  • Orchitis is an inflammation of the testicles (traumatic and infective). In particular, mumps occurring in adult males may lead to permanent testicular damage. A vasectomy, an infection, or an injury to the testicles can cause infertility.
  • Cancer treatment with certain kinds of chemotheraphy or radiation can cause infertility.
  • Drug use (including marijuana, tobacco, alcohol and some prescription medications) may cause infertility.
  • Hormonal problems of the testicles or pituitary gland may cause infertility.
  • An idiopathic group remains in which no specific cause for the testicular disorder can be found.


  • The excretory ducts of the male genital system may be at fault, despite the presence of a normally functioning hypothalamic pituitary testicular axis. The obstruction may be congenital or may follow chronic infection.
  • Structural problems, such as blocked ejaculation due to a surgical vasectomy, can affect fertility.
  • An absence of a vas deferens (a birth defect that may be associated with the cystic fibrosis gene) is another structural problem.
  • Retrograde ejaculation (the ejaculation of semen into the bladder rather than out through the penis) is also a structural problem.
  • Accessory Gland Disorders may be due to congenital absence of the vas and/ or seminal vescicles or due to chronic infection (i.e. prostatitis or seminal vesiculitis) leading to an increased number of WBCs and other inflammatory cells. The semen contains debris and pus cells which may affect the normal function and motility of the spermatozoa.

Low Semen Parameters

If you are experiencing symptoms of male infertility, the first thing you should do is see a specialist, typically a reproductive endocrinologist or urologist. After a physical examination, the specialist will probably order a semen analysis, which will check the quality and quantity of the sperm in the semen. He or she will want you to give the sample in the office, since it is important that the analysis take place as soon as possible. Please remember, as self-conscious as you might feel, a semen analysis is a commonplace test and the results could save you months of worry and stress.

If the first semen analysis is normal, your doctor may order a second test to confirm the results. Two normal tests usually indicate that you do not have any significant infertility problems. If something in the results appears irregular, your doctor might order further tests to pinpoint the problem.

  • The most common cause of male factor infertility is low sperm count. Male and laboratory evaluation can reveal reasons for low semen parameters. A semen analysis can determine whether male infertility is caused by a low or absent sperm count.
  • A less common cause of infertility is absence of sperm in the semen. This affects only 1 percent of all men and 10 to 15 percent of infertile men.

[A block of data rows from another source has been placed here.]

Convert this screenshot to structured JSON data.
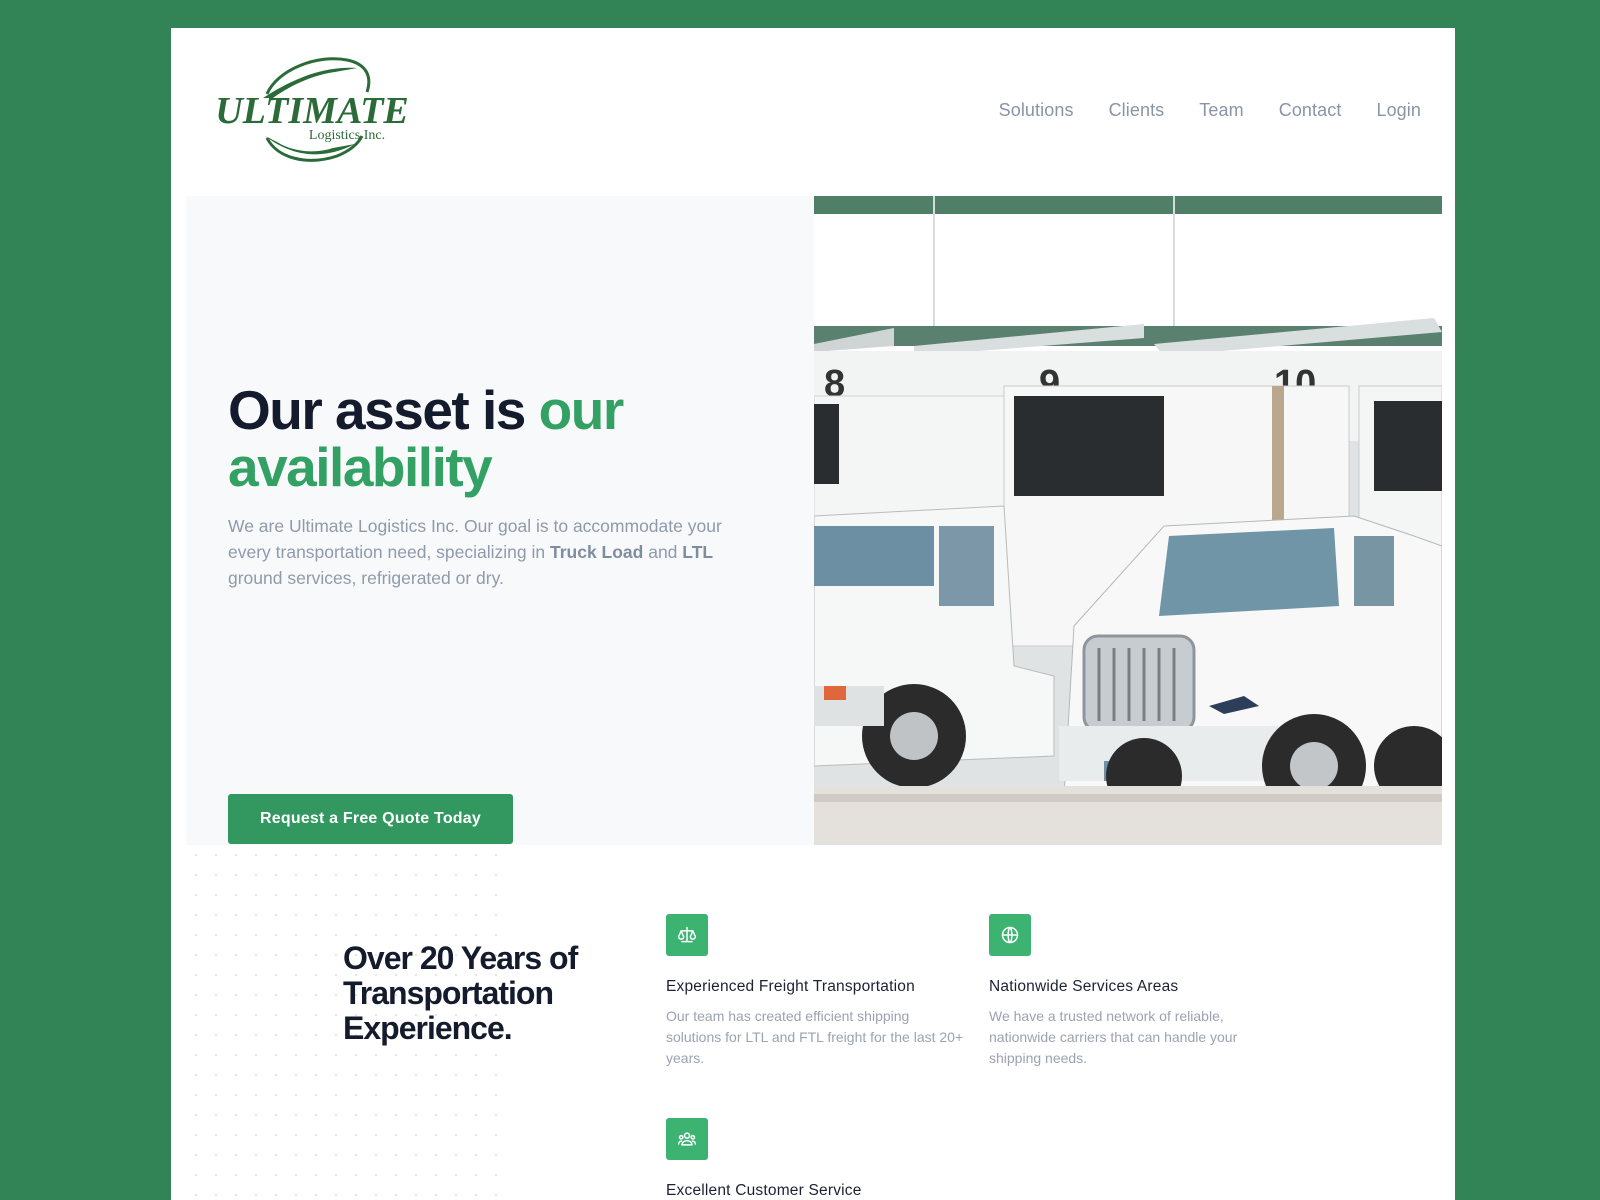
{
  "brand": {
    "logo_text": "ULTIMATE",
    "logo_subtext": "Logistics Inc.",
    "primary_color": "#329860",
    "accent_green": "#33a163",
    "frame_color": "#328355"
  },
  "nav": {
    "items": [
      "Solutions",
      "Clients",
      "Team",
      "Contact",
      "Login"
    ]
  },
  "hero": {
    "headline_part1": "Our asset is ",
    "headline_part2": "our availability",
    "intro_part1": "We are Ultimate Logistics Inc. Our goal is to accommodate your every transportation need, specializing in ",
    "intro_bold1": "Truck Load",
    "intro_part2": " and ",
    "intro_bold2": "LTL",
    "intro_part3": " ground services, refrigerated or dry.",
    "cta_label": "Request a Free Quote Today",
    "image": "truck-photo",
    "dock_numbers": [
      "8",
      "9",
      "10"
    ]
  },
  "features": {
    "title": "Over 20 Years of Transportation Experience.",
    "items": [
      {
        "icon": "scale-icon",
        "title": "Experienced Freight Transportation",
        "description": "Our team has created efficient shipping solutions for LTL and FTL freight for the last 20+ years."
      },
      {
        "icon": "globe-icon",
        "title": "Nationwide Services Areas",
        "description": "We have a trusted network of reliable, nationwide carriers that can handle your shipping needs."
      },
      {
        "icon": "users-icon",
        "title": "Excellent Customer Service",
        "description": ""
      }
    ]
  }
}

Vasectomy and Sperm Extraction

Men who have had a vasectomy may be candidates for sperm extraction, also known as testicular sperm aspiration (TESA) and intracytoplasmic sperm injection (IVF/ICSI). The procedure involves sperm retrieval from the dissection of the testicle, epididymis or vas deferens. It is performed under local anesthesia in conjunction with the egg harvesting of a female partner.

Men who have little or no sperm, are unable to ejaculate, or have spinal cord injuries may also be TESA candidates.